Written by: Lauren Yagoda, Professional Development Intern
When senior psychology major Abigail Schmid applied to be a Self-Help Intern for Tuttleman Counseling Services, she was an underclassman with little experience in the field.
“I was a sophomore at the time, so this was my first experience even thinking about internships,” said Schmid.
After learning of the internship from the Psychology listserv, Schmid applied before Summer 2015 and was accepted for the fall. She has continued to work for the center for the past two semesters.
By applying to an internship early on in her collegiate career, Schmid was able to gain experience and insight that influenced her education and career paths.
“As an undergrad, it is very hard to [obtain] an internship in a counseling environment because in order to work with patients, you need grad school training,” said Schmid.
Schmid’s early exposure to the counseling environment allowed her to have a glimpse of what would be in store for her in future positions.
“[I’m] able to meet with current counselors at Tuttleman and talk to them about their career paths,” Schmid said. “This has helped me figure out what I want to do in terms of graduate school.”
As a Self-Help Intern, Schmid provides a calming environment for all students who enter the facility.
“We explain to [the students] the resources that we have, especially if that’s their first time being there,” said Schmid. “[We work in] a conference room, so we set it up, move the tables around, get all of our resources, put on relaxing music, and dim the lights.”
Schmid believes her experience working at Tuttleman is exposing her to the career in a positive way.
“By being exposed to that counseling environment I am working with individuals who suffer from mental pathology, not in the clinical sense, but I am around them,” said Schmid.
The tasks she has completed at her internship have inspired her to pursue a similar discipline.
“By making [a] student feel comfortable at the self-help center, that could transcend into me being a clinician or making them feel comfortable enough to come back and see me as their therapist,” said Schmid.
Upon graduating in Fall 2016, Schmid plans on attending graduate school.

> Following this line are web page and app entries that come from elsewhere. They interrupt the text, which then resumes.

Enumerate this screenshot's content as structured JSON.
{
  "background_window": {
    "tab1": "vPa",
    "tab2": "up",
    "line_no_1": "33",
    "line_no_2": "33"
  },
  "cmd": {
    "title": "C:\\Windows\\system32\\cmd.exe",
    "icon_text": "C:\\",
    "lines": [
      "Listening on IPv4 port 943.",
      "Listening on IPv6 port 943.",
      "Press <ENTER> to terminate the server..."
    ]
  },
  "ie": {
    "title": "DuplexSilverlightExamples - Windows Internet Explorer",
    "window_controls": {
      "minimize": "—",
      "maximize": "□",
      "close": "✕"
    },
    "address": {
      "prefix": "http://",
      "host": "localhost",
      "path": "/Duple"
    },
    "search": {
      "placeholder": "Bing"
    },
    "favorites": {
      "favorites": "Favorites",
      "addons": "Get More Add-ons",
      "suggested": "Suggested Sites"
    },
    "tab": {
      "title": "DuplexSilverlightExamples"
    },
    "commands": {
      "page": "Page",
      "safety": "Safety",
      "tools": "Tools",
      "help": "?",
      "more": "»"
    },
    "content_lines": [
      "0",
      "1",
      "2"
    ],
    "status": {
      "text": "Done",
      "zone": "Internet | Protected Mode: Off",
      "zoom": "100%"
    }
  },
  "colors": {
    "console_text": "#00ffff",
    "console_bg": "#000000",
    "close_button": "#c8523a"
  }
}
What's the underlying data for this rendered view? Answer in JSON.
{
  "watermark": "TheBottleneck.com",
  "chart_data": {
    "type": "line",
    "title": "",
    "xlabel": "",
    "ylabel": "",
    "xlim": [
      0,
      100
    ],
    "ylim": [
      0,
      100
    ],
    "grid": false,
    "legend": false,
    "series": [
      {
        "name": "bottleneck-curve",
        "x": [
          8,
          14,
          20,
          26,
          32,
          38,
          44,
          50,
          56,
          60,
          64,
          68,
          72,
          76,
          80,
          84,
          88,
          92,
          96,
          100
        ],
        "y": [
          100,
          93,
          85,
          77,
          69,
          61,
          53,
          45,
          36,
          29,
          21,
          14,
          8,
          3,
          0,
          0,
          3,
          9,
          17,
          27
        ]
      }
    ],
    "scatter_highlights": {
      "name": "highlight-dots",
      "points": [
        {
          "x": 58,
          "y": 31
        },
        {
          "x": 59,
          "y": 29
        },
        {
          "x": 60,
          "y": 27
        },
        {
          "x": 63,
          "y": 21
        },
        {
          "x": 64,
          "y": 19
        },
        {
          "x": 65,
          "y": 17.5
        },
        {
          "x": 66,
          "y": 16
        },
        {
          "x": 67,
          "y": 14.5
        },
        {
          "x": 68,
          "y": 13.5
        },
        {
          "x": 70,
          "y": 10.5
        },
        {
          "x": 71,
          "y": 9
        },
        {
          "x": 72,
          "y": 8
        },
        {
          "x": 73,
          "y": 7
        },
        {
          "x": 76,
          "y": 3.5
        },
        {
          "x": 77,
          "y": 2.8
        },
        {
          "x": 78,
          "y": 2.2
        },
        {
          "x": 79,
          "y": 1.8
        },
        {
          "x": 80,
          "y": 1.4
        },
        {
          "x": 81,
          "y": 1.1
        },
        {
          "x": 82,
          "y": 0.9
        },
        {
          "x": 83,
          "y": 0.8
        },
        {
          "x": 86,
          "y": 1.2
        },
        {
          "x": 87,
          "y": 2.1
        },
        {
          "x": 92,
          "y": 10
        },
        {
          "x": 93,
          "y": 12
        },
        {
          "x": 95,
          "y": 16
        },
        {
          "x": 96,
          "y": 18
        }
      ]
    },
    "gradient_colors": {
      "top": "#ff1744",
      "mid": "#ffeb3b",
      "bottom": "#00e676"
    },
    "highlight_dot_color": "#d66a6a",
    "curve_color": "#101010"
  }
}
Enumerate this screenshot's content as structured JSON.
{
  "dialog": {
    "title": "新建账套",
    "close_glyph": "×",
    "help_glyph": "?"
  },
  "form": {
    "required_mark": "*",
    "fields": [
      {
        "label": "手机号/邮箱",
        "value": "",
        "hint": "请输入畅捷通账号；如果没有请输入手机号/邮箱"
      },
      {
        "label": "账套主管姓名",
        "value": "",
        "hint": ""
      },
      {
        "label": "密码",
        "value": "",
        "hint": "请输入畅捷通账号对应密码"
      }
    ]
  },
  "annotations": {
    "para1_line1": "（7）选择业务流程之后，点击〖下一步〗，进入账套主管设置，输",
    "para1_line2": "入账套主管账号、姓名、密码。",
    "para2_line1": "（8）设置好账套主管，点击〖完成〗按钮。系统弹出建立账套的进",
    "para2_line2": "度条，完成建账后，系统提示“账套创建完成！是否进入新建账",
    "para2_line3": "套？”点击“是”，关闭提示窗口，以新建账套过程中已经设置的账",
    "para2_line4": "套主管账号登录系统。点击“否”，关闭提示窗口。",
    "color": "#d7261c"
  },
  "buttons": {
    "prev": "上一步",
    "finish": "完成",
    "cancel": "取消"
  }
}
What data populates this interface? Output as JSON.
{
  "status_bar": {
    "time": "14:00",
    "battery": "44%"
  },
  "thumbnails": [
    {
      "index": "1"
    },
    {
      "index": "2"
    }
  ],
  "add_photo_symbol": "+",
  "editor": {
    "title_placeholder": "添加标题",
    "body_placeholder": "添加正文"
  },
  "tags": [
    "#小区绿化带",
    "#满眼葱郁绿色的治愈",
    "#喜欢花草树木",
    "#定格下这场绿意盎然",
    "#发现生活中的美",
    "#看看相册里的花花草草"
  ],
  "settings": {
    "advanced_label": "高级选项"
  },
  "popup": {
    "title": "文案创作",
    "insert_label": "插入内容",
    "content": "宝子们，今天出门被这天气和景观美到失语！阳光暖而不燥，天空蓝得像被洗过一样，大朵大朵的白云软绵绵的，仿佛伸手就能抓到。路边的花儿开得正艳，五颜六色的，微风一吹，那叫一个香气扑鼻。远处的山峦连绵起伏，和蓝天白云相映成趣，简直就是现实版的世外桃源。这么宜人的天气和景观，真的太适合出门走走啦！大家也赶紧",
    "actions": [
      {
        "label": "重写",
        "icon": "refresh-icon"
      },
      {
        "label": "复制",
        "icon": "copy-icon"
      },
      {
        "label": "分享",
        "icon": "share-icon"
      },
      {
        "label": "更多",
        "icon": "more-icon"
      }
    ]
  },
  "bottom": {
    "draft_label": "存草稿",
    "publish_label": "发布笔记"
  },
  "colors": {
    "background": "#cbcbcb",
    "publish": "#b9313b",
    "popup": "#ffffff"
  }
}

Once she is finished, she aspires to be a certified counselor.
“I’m considering a career in clinical social work, but I’m still toying with art therapy,” said Schmid.
Working with college students has pointed her towards the age group she hopes to work with in the future.
“I think there’s something really interesting about young people,” said Schmid. “I think that we’re full of new ideas, a lot of the times and we are a lot more receptive to change.”